In an instructive opinion on how intangible harms can cause injuries sufficient to confer standing on plaintiffs—and a rare example of the U.S. Supreme Court’s latest ruling on standing aiding plaintiffs—a West Virginia federal court ruled June 30 that computer-dialed telemarketing calls caused concrete, particularized privacy invasions such that plaintiff’s Telephone Consumer Protection Act (“TCPA”) putative class action claim could move forward.
The ruling in Mey v. Got Warranty, Inc., et al., No. 5:15-cv-00101 (N.D. W.Va. June 30, 2016) provides a contrast to the growing number of dismissals issued by courts across the country finding that, after the U.S. Supreme Court’s opinion in Spokeo v. Robins, 136 S. Ct. 1540 (2016), plaintiffs in various cases failed to allege concrete, particularized injuries sufficient for Article III standing.1 Because of this, it may provide guidance for plaintiffs—particularly in the area of technology-related statutes and data breaches, where standing is often an issue—on how to avoid summary dismissal of their claims. Given the court’s detailed opinion, the import of the holding may extend well beyond the context of the case, in which plaintiff alleged she received numerous robocalls in violation of TCPA provisions barring autodialed, prerecorded messages and calls to those on the National Do Not Call Registry.
The decision offers valuable insight because its analysis, while fact-specific, addressed the more universal elements of Spokeo. Importantly, the Mey court observed that “Spokeo confirms that either tangible or intangible injuries can satisfy the requirement of concreteness,” and looked to the U.S. Supreme Court’s guidance on how courts should determine concreteness in the context of the latter. The key considerations were (1) whether the intangible harm—here, the effects of the unwanted calls—relate to a harm traditionally regarded as a basis for suit, and (2) whether there is evidence that Congress intended to “elevat[e] to the status of legally cognizable injuries concrete, de facto injuries that were previously inadequate in law.”
Considering the first of those factors, the Northern District concluded that the allegedly unlawful calls caused intangible harm in the form of invasion of privacy, intrusion upon and occupation of the consumer’s phone, and wasting the consumer’s time or causing the risk of personal injury because of distraction and interruption. Because harms such as privacy invasion and intrusion upon seclusion are closely related to harms sufficient to support a legal remedy, the court found the results of the unlawful calls it identified to be concrete, cognizable harms.
Turning to the issue of whether Congress intended to elevate the harms caused by the unwanted calls to concrete injury status, the court observed that “[p]rotection of consumers’ privacy rights was clearly foremost in Congress’s mind” with respect to the TCPA’s call restrictions.

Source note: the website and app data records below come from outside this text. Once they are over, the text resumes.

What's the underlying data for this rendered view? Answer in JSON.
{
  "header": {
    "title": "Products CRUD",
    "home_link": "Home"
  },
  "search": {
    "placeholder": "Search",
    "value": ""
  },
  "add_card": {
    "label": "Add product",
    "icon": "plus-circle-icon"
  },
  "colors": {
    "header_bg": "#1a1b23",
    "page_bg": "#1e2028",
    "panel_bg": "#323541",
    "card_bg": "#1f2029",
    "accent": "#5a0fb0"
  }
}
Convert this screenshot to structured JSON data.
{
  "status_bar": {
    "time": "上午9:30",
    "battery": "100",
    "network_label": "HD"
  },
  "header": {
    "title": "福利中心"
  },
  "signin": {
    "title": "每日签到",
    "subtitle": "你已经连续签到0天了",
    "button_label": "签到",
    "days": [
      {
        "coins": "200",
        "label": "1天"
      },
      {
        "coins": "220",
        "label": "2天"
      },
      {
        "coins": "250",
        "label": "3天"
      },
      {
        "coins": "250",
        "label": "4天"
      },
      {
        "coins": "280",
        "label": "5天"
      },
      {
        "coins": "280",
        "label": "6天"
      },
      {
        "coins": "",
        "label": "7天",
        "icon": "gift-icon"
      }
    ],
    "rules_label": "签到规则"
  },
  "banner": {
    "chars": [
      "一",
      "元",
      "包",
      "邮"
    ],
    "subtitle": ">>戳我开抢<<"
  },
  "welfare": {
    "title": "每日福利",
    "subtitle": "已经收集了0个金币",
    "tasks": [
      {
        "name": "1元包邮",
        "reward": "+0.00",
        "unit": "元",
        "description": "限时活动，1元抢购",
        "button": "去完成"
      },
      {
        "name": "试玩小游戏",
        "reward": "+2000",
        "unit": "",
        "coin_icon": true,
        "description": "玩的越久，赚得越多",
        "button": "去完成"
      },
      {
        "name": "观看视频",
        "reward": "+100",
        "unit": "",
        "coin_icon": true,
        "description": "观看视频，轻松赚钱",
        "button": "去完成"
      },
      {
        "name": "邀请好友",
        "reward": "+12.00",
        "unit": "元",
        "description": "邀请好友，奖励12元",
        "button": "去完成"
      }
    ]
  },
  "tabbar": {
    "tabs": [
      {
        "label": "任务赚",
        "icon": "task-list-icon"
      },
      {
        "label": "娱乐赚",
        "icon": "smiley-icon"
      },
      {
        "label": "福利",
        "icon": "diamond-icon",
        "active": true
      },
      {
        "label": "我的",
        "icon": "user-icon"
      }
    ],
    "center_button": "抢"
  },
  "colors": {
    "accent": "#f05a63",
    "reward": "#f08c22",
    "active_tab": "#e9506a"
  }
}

Citing to the Congressional record and tort cases, the Northern District found that “the harm caused by unwanted robocalls….has a close relationship to the harm recognized by th[e] ancient common law tort” of trespass to chattels. Additionally, the court noted that in enacting the TCPA, “Congress repeatedly emphasized the nuisance aspect,” and that distracted driving because of phone calls was a significant cause of car crashes.
In addition to those intangible harms, the court found that “unwanted phone calls cause concrete harm” in the form of, for example, lost plan minutes as well as battery depletion and the resulting energy costs required to recharge the phone. The court acknowledged that such costs were “certainly small,” but that the cumulative effect could be consequential, and the cost is real.
Given those considerations, the Mey court denied defendants’ motion to dismiss because the alleged injuries were concrete enough to confer Article III standing. While courts outside of the Northern District of West Virginia are not bound by this position, it does provide clues as to how courts may apply Spokeo, particularly in the context of translating an “ancient tort” to contemporary concerns and harms. Such insight is valuable to both plaintiffs and defendants, with respect to the TCPA and other claims under similar statutes.